The supply side of the economy could not keep up with the shift into spending on goods, especially with many exporting countries also struggling with the pandemic. China’s ports have suffered a series of closures under the country’s zero-tolerance policy for Covid. Various stages of the global supply chain to build semiconductors have also broken down, creating shortages that forced makers of everything from cars, to appliances, to phones to slow production.
Despite the signs that the demand side of the economy had recovered and the supply side was straining, the Federal Reserve continued to keep rates low, fearful of repeating past mistakes of withdrawing economic support too early. Similarly, the Biden Administration and Democrats led by House Speaker Nancy Pelosi (D-CA) and Senate Majority Leader Chuck Schumer (D-NY) pushed through an enormous spending program called the American Rescue Plan.
The result: an explosion of inflation that Fed policymakers and Biden administration initially insisted would be transitory. The Consumer Price Index was up 9.1 percent in June compared with a year earlier, the biggest surge in inflation since November 1981.
Outside the labor market, the rest of the economy has been showing signs of strain as inflation has acts as a tax on consumption, forcing consumers to forego discretionary spending so they can afford necessities. The economy shrank at an annualized rate of 1.6 percent in the first three months of the year and 0.9 percent in the April through June period. Two straight quarters of contraction is considered by many to be the marker of a recession, although many economists say the strength of the labor market indicates the economy is not actually in a recession.
Job openings, a measure of labor demand, were down 605,000 to 10.7 million on the last day of June, the fewest since September 2021. This was a far bigger contraction than expected. Job openings in the retail sector fell by nearly 30 percent, a surprising decline in labor demand for the sector.
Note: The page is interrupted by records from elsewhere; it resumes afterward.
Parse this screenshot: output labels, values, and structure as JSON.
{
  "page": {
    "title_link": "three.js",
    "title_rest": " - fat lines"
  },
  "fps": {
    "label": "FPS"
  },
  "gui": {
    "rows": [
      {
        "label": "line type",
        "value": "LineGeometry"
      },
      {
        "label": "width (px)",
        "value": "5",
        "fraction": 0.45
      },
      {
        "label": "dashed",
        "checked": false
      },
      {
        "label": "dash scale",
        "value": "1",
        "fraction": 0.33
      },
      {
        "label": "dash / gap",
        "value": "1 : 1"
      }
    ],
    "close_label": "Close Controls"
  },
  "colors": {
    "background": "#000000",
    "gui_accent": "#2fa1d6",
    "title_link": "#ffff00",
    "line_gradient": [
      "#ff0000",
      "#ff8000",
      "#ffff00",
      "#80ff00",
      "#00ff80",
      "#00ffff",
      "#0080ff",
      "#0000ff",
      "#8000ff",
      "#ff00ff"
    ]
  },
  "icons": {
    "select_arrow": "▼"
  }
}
The Federal Reserve has been rapidly raising interest rates. At the last two meetings, the Fed hiked its interest rate target by 0.75 basis points, the biggest hikes since 1994. Fed officials say they are hoping to cool demand for labor to bring down inflation. July’s job numbers indicate that these hikes have not yet slowed job creation and the labor market remains extremely tight.